  • Have been living in New Zealand for at least 12 months (not visiting)
  • Have been present in New Zealand for at least 183 days of those 12 months
  • Currently hold a residence class visa
  • Are a tax resident

Apply for consent

There is more detail in the application templates. Download the template for your situation and save it to your computer. Once it is completed, you can use the online submission link to apply. From inside the link you can upload your completed template and other documents.

Online submission for one home to live in applications.

Timeframes

We will endeavour to decide your consent applications within 10 working days for individuals where land is residential only.

Retrospective consent

If you discover you have accidentally broken the rules, and bought without consent, you must let us know. For example: you may have been given incorrect legal advice by your lawyer about whether OIO consent was required. You may be able to apply to us for a retrospective consent. However, in addition to the usual application fee, you will also face a penalty of up to $10,000 depending on the value of the home. There is more detail on our Retrospective applications page.

Legislation

Overseas Investment Act 2005

Overseas Investment Regulations 2005

  • The provisions covering people wanting to buy one home to live in can be found at Schedule 2, Part 2 Commitment to reside in New Zealand test.
  • The provisions covering spouses can be found in the Overseas Investment Regulations 2005, Part 2 regulation 58 Exemptions relating to relationship  property where spouse or partner granted consent under commitment to reside in New Zealand test, and regulation 45 Exemption for relationship property.
  • The provisions covering fees and penalties can be found in the Overseas Investment Regulations 2005, Schedule 2, Part 1 Applications relating to transaction in category of overseas investment in sensitive land only – residential land.
  • The provisions covering Australians and Singaporean citizens can be found in the Overseas Investment Regulations 2005, Part 4, regulations 70 to 83.

Disclaimer

This website provides general information only. The OIO and LINZ do not assume any responsibility for giving legal or other professional advice and disclaim any liability arising from the use of the information.

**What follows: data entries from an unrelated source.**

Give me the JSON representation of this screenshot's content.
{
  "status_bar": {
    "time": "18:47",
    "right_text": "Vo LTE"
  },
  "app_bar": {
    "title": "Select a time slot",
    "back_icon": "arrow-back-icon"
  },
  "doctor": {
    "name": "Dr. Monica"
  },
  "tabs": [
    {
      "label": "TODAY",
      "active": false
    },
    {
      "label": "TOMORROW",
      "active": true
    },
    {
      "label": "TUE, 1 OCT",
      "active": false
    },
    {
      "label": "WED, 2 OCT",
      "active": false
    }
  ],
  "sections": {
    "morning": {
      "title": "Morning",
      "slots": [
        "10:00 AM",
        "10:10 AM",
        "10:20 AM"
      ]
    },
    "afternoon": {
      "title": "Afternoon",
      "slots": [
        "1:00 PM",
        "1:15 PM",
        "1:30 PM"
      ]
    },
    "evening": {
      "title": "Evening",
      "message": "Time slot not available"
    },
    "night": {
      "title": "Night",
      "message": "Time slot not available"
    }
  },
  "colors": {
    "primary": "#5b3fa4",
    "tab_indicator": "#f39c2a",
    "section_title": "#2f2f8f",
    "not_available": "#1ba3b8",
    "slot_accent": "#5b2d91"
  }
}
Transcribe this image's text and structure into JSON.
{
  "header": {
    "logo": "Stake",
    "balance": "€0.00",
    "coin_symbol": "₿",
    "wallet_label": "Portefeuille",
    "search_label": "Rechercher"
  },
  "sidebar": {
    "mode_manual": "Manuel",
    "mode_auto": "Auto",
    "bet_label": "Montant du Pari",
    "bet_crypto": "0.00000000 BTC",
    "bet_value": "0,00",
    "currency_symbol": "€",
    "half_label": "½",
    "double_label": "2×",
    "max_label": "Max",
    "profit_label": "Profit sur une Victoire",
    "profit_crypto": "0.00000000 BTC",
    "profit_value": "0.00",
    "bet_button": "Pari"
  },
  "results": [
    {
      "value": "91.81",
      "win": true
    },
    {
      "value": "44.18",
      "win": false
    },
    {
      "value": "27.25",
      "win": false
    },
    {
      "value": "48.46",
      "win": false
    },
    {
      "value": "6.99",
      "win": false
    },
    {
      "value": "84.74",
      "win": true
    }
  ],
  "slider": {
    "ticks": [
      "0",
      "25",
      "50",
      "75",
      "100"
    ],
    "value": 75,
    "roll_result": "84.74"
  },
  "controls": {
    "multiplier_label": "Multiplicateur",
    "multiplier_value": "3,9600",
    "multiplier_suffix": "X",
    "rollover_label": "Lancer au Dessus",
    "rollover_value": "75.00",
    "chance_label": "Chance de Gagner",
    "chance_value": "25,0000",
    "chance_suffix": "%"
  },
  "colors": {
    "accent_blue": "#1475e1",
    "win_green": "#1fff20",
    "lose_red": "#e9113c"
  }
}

If you require legal or other expert advice you should seek assistance from a professional adviser.

Last Updated: 20 June 2019